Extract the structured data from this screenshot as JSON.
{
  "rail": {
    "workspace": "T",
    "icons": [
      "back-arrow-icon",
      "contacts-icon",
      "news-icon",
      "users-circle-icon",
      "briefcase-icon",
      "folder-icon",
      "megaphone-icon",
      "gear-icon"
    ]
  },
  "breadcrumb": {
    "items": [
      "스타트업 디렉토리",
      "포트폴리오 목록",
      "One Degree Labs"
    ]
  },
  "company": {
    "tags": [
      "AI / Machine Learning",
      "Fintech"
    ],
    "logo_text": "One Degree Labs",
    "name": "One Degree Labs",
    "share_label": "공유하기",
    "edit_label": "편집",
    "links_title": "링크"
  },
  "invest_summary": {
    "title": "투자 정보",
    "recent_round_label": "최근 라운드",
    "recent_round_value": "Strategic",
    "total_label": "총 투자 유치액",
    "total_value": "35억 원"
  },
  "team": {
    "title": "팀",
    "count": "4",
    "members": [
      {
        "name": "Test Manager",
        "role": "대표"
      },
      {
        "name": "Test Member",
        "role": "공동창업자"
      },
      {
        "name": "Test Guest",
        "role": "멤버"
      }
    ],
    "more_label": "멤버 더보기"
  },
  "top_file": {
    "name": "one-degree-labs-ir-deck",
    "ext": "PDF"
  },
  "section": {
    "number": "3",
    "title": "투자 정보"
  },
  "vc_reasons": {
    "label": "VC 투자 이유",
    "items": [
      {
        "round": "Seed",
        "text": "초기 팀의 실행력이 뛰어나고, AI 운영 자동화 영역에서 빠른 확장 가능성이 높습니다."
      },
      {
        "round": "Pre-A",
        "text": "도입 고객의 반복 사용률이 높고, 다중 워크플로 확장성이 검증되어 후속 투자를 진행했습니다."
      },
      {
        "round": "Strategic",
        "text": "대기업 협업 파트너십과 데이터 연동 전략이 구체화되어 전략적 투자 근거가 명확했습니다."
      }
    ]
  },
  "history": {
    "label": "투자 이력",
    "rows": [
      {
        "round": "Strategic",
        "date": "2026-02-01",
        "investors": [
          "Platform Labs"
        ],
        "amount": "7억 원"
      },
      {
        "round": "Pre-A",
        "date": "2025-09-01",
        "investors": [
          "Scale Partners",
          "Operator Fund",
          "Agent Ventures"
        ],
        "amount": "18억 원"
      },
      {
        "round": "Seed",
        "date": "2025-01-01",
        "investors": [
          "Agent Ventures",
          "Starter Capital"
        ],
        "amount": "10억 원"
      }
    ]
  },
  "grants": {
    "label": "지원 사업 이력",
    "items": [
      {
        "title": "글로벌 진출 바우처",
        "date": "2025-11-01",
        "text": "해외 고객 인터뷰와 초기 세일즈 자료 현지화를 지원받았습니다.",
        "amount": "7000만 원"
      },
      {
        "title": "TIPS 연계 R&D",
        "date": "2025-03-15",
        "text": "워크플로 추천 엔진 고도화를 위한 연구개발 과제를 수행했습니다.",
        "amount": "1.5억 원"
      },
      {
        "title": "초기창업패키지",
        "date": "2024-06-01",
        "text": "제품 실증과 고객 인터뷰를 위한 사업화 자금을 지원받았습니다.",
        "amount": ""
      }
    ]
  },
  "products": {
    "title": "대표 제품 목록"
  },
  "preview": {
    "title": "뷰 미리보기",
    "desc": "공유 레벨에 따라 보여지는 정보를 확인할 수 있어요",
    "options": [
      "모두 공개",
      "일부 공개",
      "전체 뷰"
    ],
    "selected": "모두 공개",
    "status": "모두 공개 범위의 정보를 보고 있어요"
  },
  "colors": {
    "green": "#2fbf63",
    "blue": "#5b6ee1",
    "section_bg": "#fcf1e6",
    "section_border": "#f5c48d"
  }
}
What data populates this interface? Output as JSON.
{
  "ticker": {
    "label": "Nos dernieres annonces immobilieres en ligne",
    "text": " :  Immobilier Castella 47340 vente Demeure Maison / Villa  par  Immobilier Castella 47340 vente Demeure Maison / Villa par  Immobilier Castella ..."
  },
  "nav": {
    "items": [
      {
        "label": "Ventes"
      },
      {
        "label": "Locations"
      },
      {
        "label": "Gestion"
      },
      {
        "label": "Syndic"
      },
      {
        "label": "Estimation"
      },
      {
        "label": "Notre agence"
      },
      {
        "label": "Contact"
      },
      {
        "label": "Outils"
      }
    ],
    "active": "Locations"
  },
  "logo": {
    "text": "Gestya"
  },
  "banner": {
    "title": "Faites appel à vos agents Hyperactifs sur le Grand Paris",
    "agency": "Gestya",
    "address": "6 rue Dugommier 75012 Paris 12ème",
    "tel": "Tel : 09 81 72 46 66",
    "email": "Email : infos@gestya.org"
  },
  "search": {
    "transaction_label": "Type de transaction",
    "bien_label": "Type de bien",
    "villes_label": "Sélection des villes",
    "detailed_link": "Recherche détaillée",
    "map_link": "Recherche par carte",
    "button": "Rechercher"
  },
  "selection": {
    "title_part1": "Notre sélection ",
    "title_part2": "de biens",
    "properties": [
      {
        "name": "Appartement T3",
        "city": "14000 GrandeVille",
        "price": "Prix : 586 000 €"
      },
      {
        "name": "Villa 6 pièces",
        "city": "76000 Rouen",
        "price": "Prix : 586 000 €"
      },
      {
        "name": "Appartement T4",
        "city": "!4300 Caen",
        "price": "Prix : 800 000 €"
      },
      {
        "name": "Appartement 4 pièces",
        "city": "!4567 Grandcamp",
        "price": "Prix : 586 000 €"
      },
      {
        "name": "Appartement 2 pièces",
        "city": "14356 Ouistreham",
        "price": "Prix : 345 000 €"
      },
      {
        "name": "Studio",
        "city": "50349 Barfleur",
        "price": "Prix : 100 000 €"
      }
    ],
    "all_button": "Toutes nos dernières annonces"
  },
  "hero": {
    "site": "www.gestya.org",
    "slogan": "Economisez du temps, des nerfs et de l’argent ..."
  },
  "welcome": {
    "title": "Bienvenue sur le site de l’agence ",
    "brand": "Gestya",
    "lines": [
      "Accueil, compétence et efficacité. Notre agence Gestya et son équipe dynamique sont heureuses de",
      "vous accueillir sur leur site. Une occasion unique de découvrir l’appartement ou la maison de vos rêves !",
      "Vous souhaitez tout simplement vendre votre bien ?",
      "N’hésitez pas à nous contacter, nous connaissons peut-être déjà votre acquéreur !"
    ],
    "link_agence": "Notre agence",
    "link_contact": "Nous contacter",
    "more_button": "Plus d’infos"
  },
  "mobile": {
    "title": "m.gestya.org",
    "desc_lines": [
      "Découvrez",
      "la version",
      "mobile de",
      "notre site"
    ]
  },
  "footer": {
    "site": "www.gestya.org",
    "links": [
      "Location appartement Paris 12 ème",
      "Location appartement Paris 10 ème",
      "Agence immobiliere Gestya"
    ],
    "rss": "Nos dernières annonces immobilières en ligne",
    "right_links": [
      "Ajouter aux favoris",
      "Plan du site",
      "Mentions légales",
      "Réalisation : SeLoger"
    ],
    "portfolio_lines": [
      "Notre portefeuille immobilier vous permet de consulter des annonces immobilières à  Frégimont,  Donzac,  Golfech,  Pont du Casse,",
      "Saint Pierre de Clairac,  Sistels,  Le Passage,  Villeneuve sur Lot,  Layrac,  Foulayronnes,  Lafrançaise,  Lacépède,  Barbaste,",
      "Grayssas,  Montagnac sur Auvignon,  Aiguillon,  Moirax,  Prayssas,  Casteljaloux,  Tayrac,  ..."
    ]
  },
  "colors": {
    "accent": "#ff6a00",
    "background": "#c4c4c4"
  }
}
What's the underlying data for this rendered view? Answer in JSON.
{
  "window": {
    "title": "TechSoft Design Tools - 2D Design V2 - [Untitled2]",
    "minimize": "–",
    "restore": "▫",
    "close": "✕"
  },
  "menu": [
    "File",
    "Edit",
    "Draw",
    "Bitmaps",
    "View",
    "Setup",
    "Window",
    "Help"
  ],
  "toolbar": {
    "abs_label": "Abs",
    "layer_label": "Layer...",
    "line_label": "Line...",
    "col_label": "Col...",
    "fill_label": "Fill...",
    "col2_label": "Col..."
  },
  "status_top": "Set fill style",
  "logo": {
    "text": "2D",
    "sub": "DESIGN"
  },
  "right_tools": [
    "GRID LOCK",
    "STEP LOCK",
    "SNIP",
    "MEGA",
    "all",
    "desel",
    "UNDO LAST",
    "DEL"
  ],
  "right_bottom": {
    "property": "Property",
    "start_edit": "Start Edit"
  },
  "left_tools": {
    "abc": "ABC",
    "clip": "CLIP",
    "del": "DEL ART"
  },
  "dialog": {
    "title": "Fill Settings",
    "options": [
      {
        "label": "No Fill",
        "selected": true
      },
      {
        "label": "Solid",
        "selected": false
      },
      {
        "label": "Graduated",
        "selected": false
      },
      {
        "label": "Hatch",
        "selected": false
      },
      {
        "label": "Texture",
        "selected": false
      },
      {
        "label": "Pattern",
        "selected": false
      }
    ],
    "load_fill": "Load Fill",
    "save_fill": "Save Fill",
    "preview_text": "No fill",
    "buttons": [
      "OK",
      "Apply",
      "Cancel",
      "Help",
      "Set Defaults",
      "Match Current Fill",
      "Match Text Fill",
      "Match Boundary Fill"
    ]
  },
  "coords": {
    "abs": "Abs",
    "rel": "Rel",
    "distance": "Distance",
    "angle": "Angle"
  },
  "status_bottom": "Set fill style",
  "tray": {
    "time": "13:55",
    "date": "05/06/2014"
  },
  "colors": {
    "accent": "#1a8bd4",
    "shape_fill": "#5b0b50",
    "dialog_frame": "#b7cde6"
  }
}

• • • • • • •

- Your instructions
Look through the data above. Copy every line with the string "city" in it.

- Answer for this exercise
        "city": "14000 GrandeVille",
        "city": "76000 Rouen",
        "city": "!4300 Caen",
        "city": "!4567 Grandcamp",
        "city": "14356 Ouistreham",
        "city": "50349 Barfleur",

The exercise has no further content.